(Stored records)
※

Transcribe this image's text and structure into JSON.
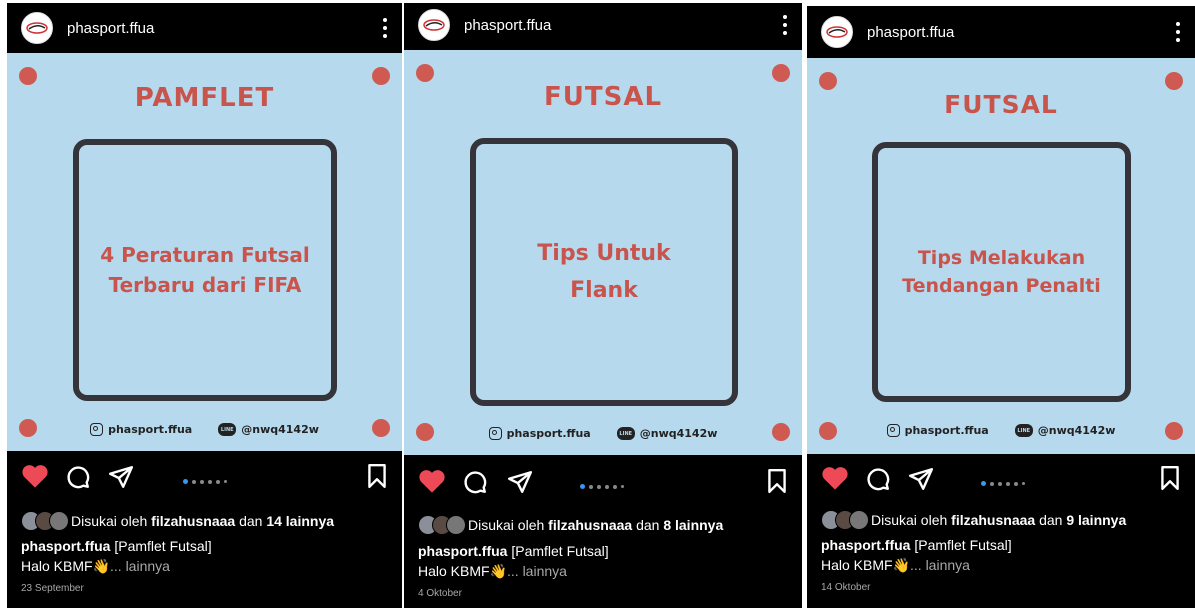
{
  "posts": [
    {
      "username": "phasport.ffua",
      "title": "PAMFLET",
      "frame_line1": "4 Peraturan Futsal",
      "frame_line2": "Terbaru dari FIFA",
      "instagram_handle": "phasport.ffua",
      "line_handle": "@nwq4142w",
      "likes_prefix": "Disukai oleh",
      "liker": "filzahusnaaa",
      "likes_mid": "dan",
      "likes_count": "14 lainnya",
      "caption_user": "phasport.ffua",
      "caption_text": "[Pamflet Futsal]",
      "caption_line2": "Halo KBMF",
      "caption_emoji": "👋",
      "more_text": "... lainnya",
      "date": "23 September"
    },
    {
      "username": "phasport.ffua",
      "title": "FUTSAL",
      "frame_line1": "Tips Untuk",
      "frame_line2": "Flank",
      "instagram_handle": "phasport.ffua",
      "line_handle": "@nwq4142w",
      "likes_prefix": "Disukai oleh",
      "liker": "filzahusnaaa",
      "likes_mid": "dan",
      "likes_count": "8 lainnya",
      "caption_user": "phasport.ffua",
      "caption_text": "[Pamflet Futsal]",
      "caption_line2": "Halo KBMF",
      "caption_emoji": "👋",
      "more_text": "... lainnya",
      "date": "4 Oktober"
    },
    {
      "username": "phasport.ffua",
      "title": "FUTSAL",
      "frame_line1": "Tips Melakukan",
      "frame_line2": "Tendangan Penalti",
      "instagram_handle": "phasport.ffua",
      "line_handle": "@nwq4142w",
      "likes_prefix": "Disukai oleh",
      "liker": "filzahusnaaa",
      "likes_mid": "dan",
      "likes_count": "9 lainnya",
      "caption_user": "phasport.ffua",
      "caption_text": "[Pamflet Futsal]",
      "caption_line2": "Halo KBMF",
      "caption_emoji": "👋",
      "more_text": "... lainnya",
      "date": "14 Oktober"
    }
  ],
  "icons": {
    "like": "heart-icon",
    "comment": "comment-icon",
    "share": "send-icon",
    "save": "bookmark-icon",
    "menu": "more-vertical-icon"
  },
  "colors": {
    "background": "#000000",
    "post_bg": "#b7d9ee",
    "accent_red": "#cf5a52",
    "like_red": "#ed4956",
    "carousel_active": "#3897f0"
  },
  "carousel": {
    "slides": 6,
    "active_index": 0
  }
}
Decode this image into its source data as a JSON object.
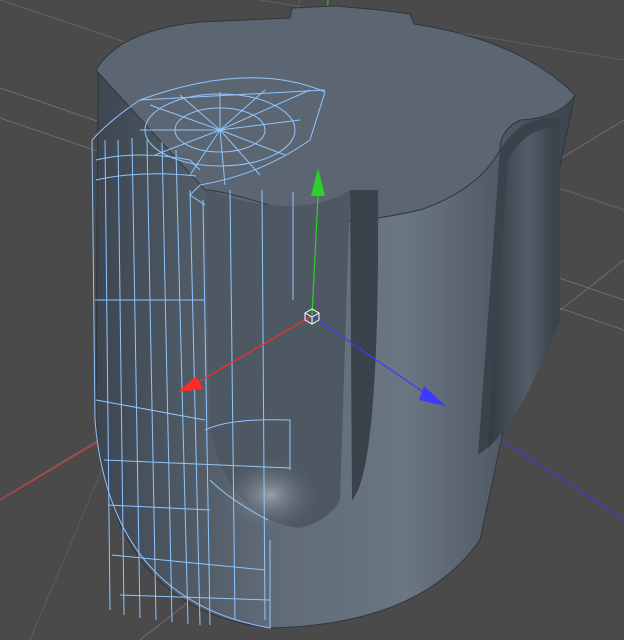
{
  "viewport": {
    "background": "#4a4a4a",
    "grid_color": "#6e6e6e",
    "mesh_fill": "#5d6874",
    "mesh_dark": "#3f4852",
    "wire_color": "#8fc6ff",
    "hud_text": ""
  },
  "gizmo": {
    "x_axis_color": "#ff2a2a",
    "y_axis_color": "#2ad12a",
    "z_axis_color": "#3b3bff",
    "handle_icon": "cube-handle-icon"
  }
}
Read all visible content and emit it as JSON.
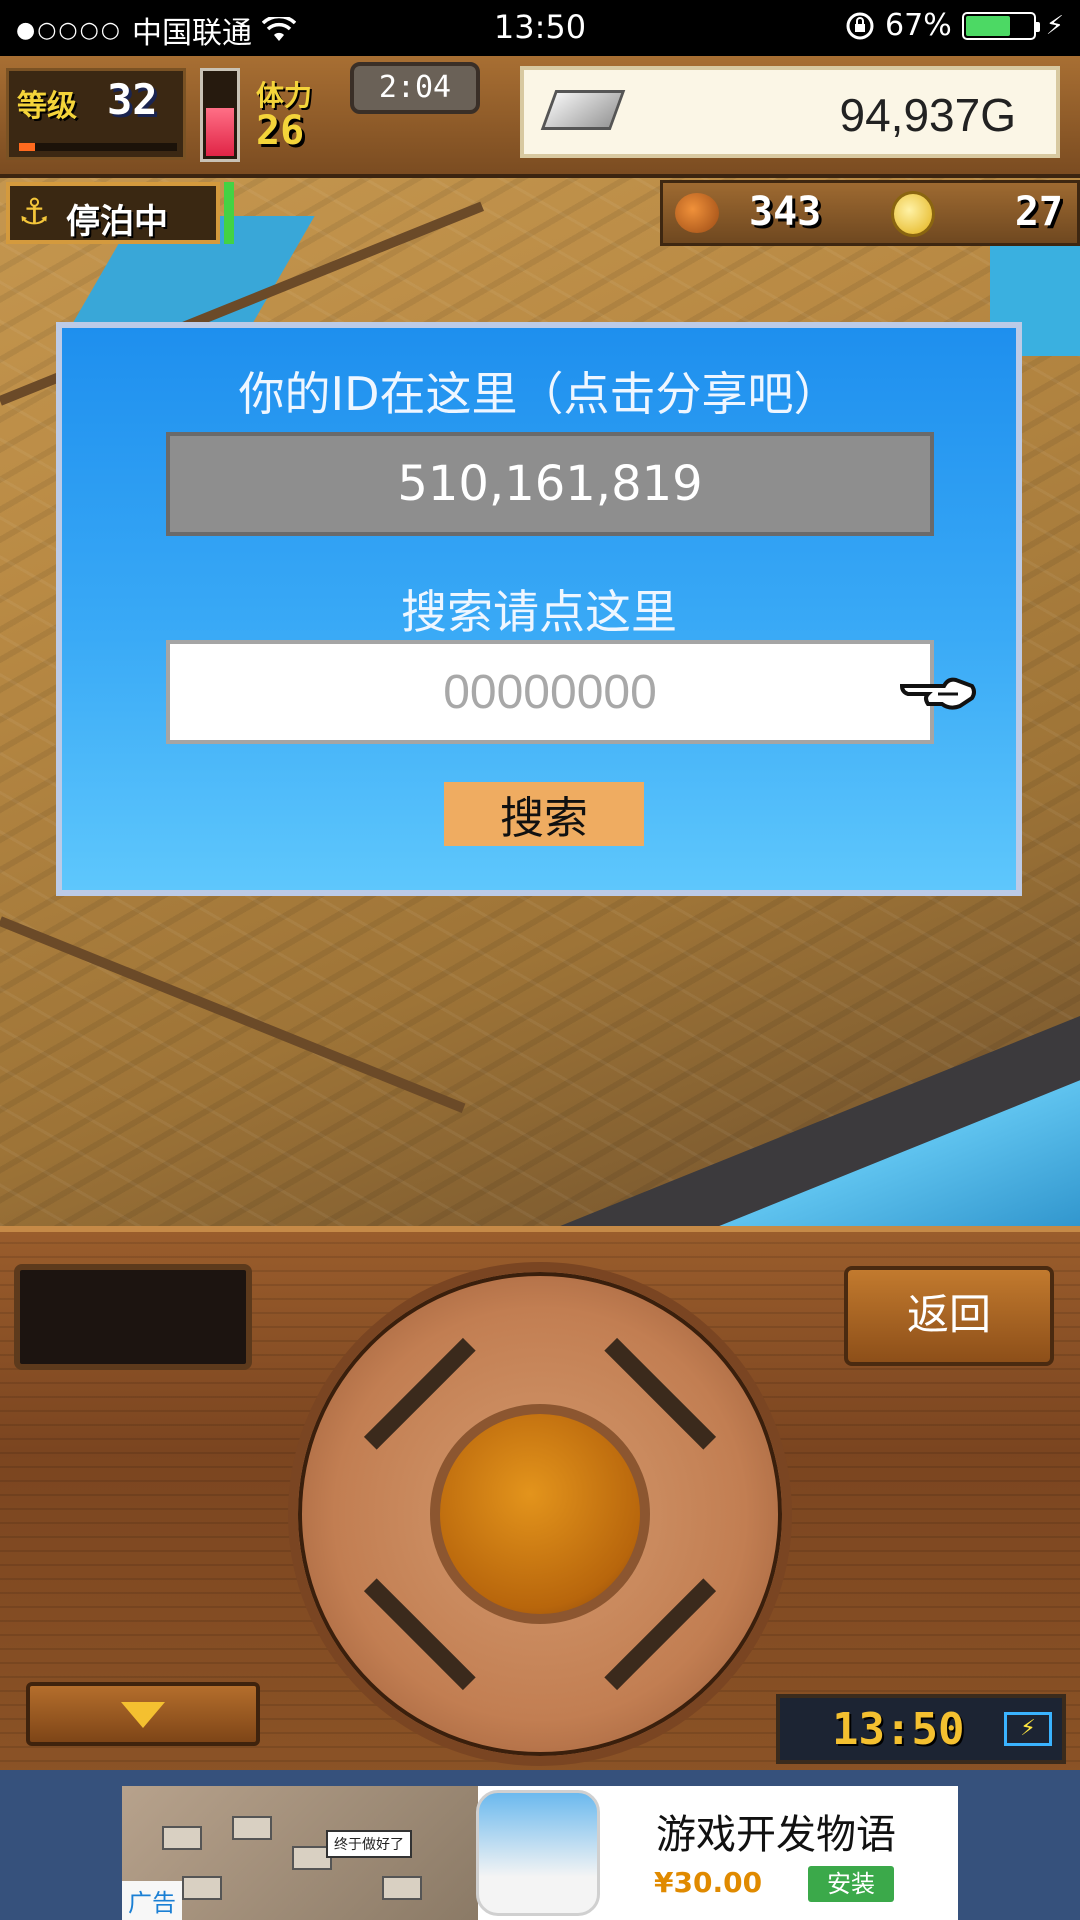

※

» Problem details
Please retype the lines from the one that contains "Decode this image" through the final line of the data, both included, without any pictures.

» Exercise output
Decode this image into its source data as a JSON object.
{
  "viewport": {
    "background": "#4a4a4a",
    "grid_color": "#6e6e6e",
    "mesh_fill": "#5d6874",
    "mesh_dark": "#3f4852",
    "wire_color": "#8fc6ff",
    "hud_text": ""
  },
  "gizmo": {
    "x_axis_color": "#ff2a2a",
    "y_axis_color": "#2ad12a",
    "z_axis_color": "#3b3bff",
    "handle_icon": "cube-handle-icon"
  }
}
Read all visible content and emit it as JSON.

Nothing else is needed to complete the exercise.